Warning: The transfer operation (and the change of authority from your provider to our primary DNS server) may take some time. Don't expect a simple dig +short to work immediately.

How to update my primary-git?

The DNS stack offered by mirage provides tools including one to notify the unikernel that it needs to resynchronise with the Git repository: onotify.

$ opam install dns-cli
$ cat > <<EOF

eval $(opam env)
onotify \
$ chmod +x
$ ./
notifying to zone serial 1
successful TSIG signed notify!

And that's it! An important note when editing your zone file is the serial number (here 1). For each modification/addition, you must increment this number otherwise these modifications will not be taken into account by the other DNS servers. But we will see that in time.

Hannes gave me a better way to update your zone file without you needing to install dns-cli (which can take a while given the machine we have). Indeed, the update mechanism can be done with dig:

$ dig SOA @ +opcode=notify -y \


We finally deployed what will be essential for our unikernels and emails, our domain name. For feedback, this is perhaps the oldest unikernel I'm actively using!

This is perhaps the most important element in the deployment of any service. Indeed, when it comes to websites, services like Bob, OpenVPN, etc. the domain name remains your central identity on Internet.

Indeed, behind this identity, all your services will be articulated (as it is the case for The design is very pleasant: a very small unikernel (11Mb) to manage a domain name as a full operating system with a Git history of all changes made to the zone file, this ensures traceability and trust but above all a reappropriation of such a basic but essential service for a small fee (again, the VPS costs only ~ 8$... and other services will follow).

In the second part, we will focus on sending emails! This part will allow us to solve two problems:
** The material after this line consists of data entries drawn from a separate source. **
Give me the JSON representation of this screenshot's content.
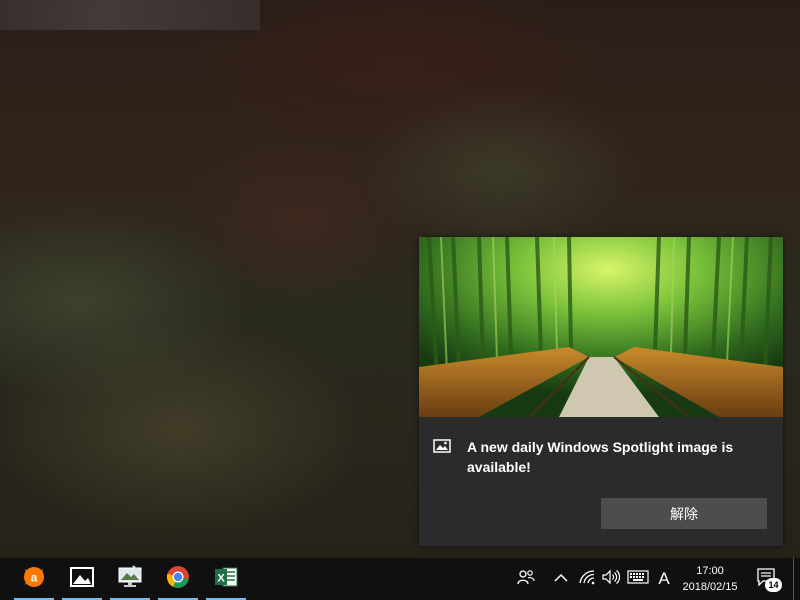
{
  "toast": {
    "message": "A new daily Windows Spotlight image is available!",
    "dismiss_label": "解除",
    "app_icon": "spotlight-photo-icon"
  },
  "taskbar": {
    "apps": [
      {
        "name": "avast",
        "icon": "avast-icon",
        "active": true
      },
      {
        "name": "photos",
        "icon": "photos-icon",
        "active": true
      },
      {
        "name": "spotlight-tool",
        "icon": "picture-monitor-icon",
        "active": true
      },
      {
        "name": "chrome",
        "icon": "chrome-icon",
        "active": true
      },
      {
        "name": "excel",
        "icon": "excel-icon",
        "active": true
      }
    ],
    "tray": {
      "people_icon": "people-icon",
      "chevron_icon": "chevron-up-icon",
      "network_icon": "wifi-icon",
      "volume_icon": "volume-icon",
      "keyboard_icon": "keyboard-icon",
      "ime_label": "A",
      "time": "17:00",
      "date": "2018/02/15",
      "notification_count": "14"
    }
  },
  "colors": {
    "taskbar_bg": "#101010",
    "toast_bg": "#2b2b2b",
    "button_bg": "#4d4d4d",
    "active_underline": "#76b9ed"
  }
}
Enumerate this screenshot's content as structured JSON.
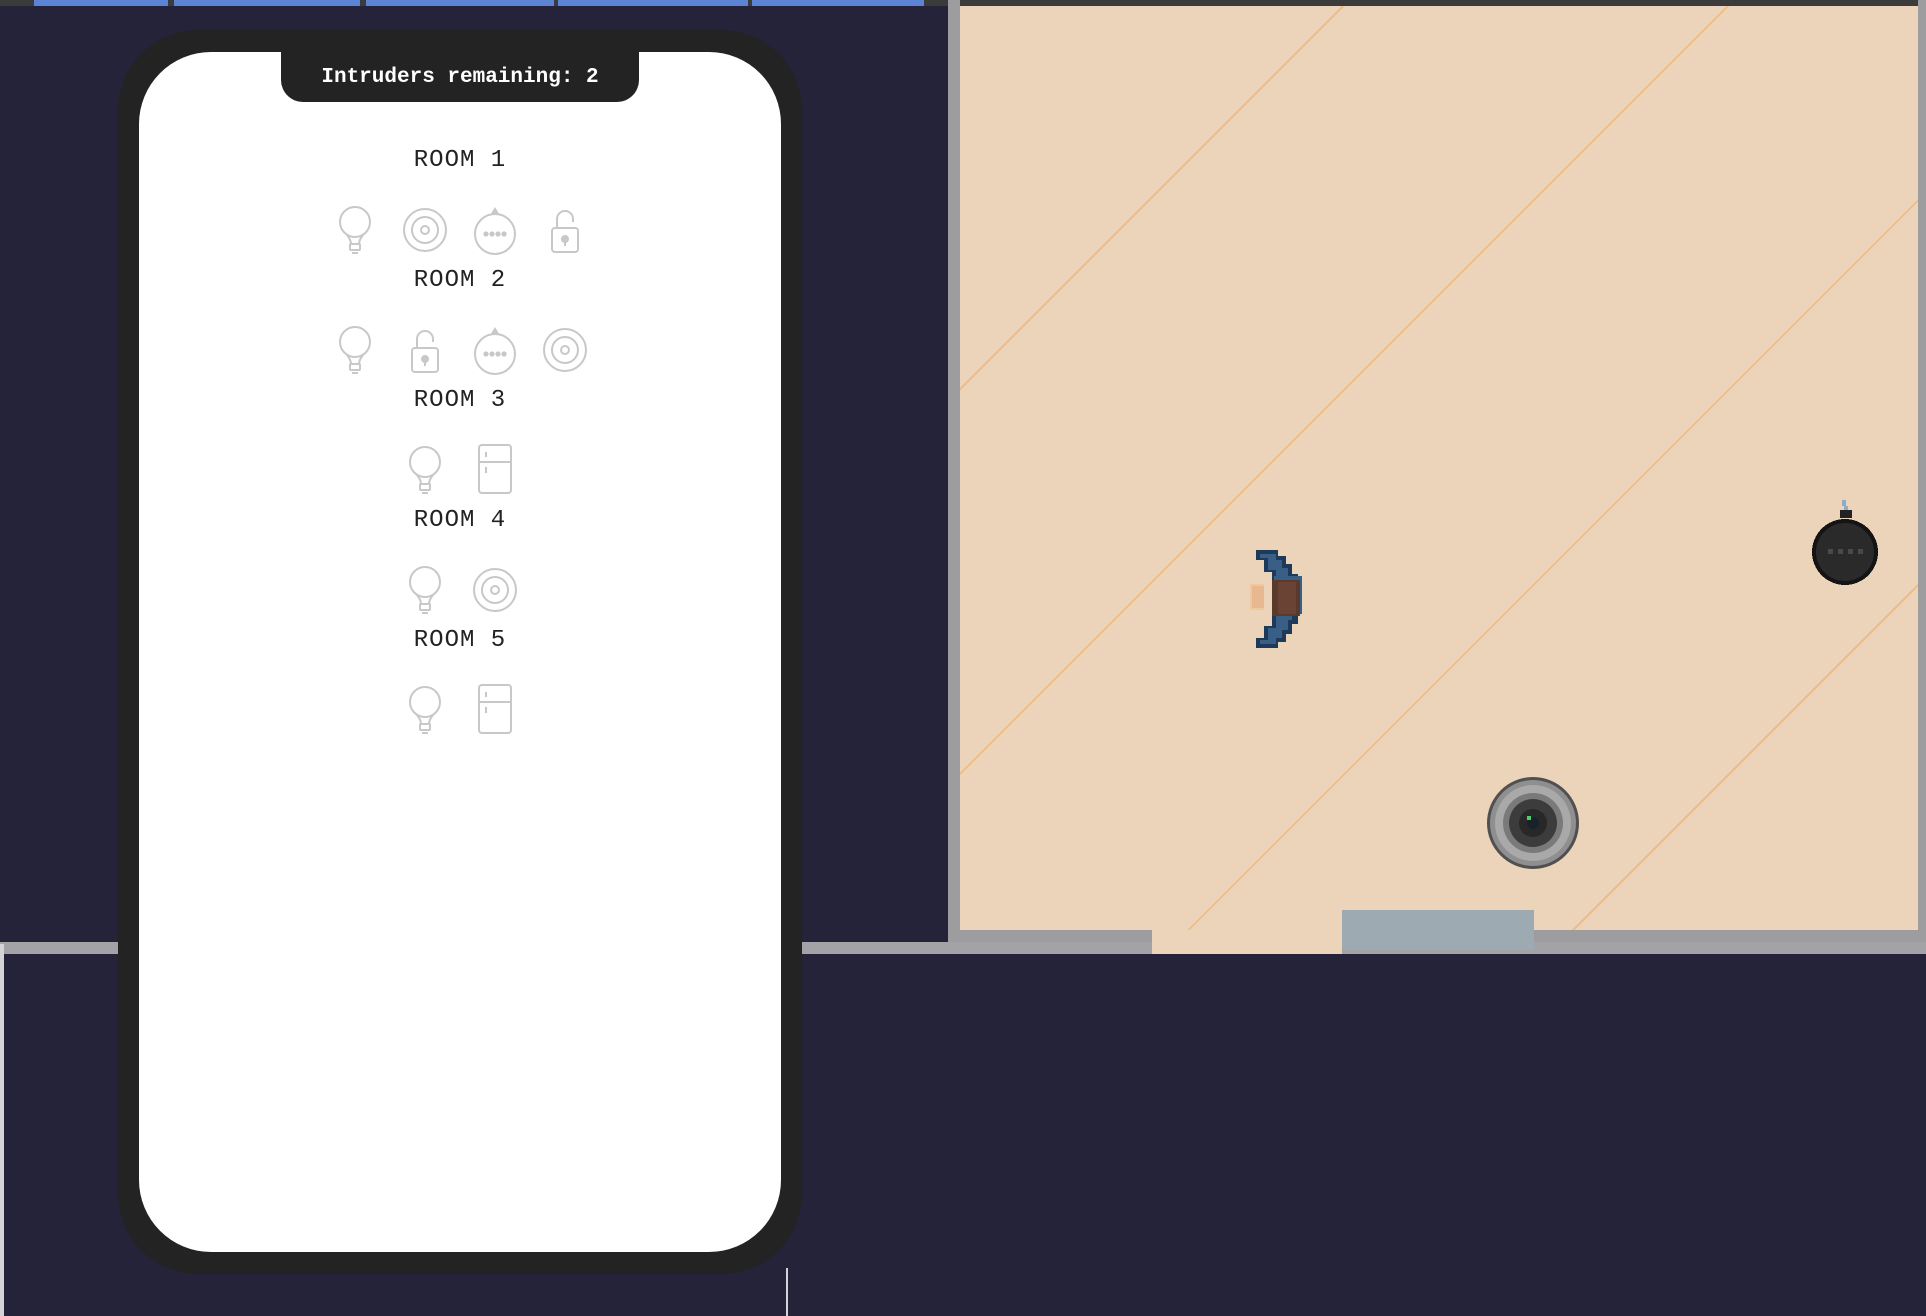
{
  "hud": {
    "intruders_label": "Intruders remaining: 2"
  },
  "phone": {
    "rooms": [
      {
        "title": "ROOM 1",
        "devices": [
          "lightbulb-icon",
          "smart-speaker-icon",
          "robot-vacuum-icon",
          "lock-icon"
        ]
      },
      {
        "title": "ROOM 2",
        "devices": [
          "lightbulb-icon",
          "lock-icon",
          "robot-vacuum-icon",
          "smart-speaker-icon"
        ]
      },
      {
        "title": "ROOM 3",
        "devices": [
          "lightbulb-icon",
          "fridge-icon"
        ]
      },
      {
        "title": "ROOM 4",
        "devices": [
          "lightbulb-icon",
          "smart-speaker-icon"
        ]
      },
      {
        "title": "ROOM 5",
        "devices": [
          "lightbulb-icon",
          "fridge-icon"
        ]
      }
    ]
  },
  "game": {
    "entities": [
      "player",
      "robot-vacuum",
      "bomb"
    ]
  },
  "colors": {
    "background": "#25233a",
    "floor": "#ecd4ba",
    "wall": "#9d9c9f",
    "phone_frame": "#232323",
    "device_icon": "#c8c8c8",
    "progress_strip": "#5b84d6"
  }
}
  1. how to send an email to a Gmail and not get spammed (we will realize that, once again, the DNS service becomes central)
  2. how to manipulate TLS certificates from services like Let's encrypt and send emails securely

I would like to mention that Hannes also made an article explaining the deployment of a primary DNS server here. The big difference is the slightly more practical case here, especially on details like "Glue records". Anyway, as far as my services but also Robur's are concerned, again, this is perhaps the oldest unikernel used. Reason enough to go ahead and use MirageOS!

The next article is available here!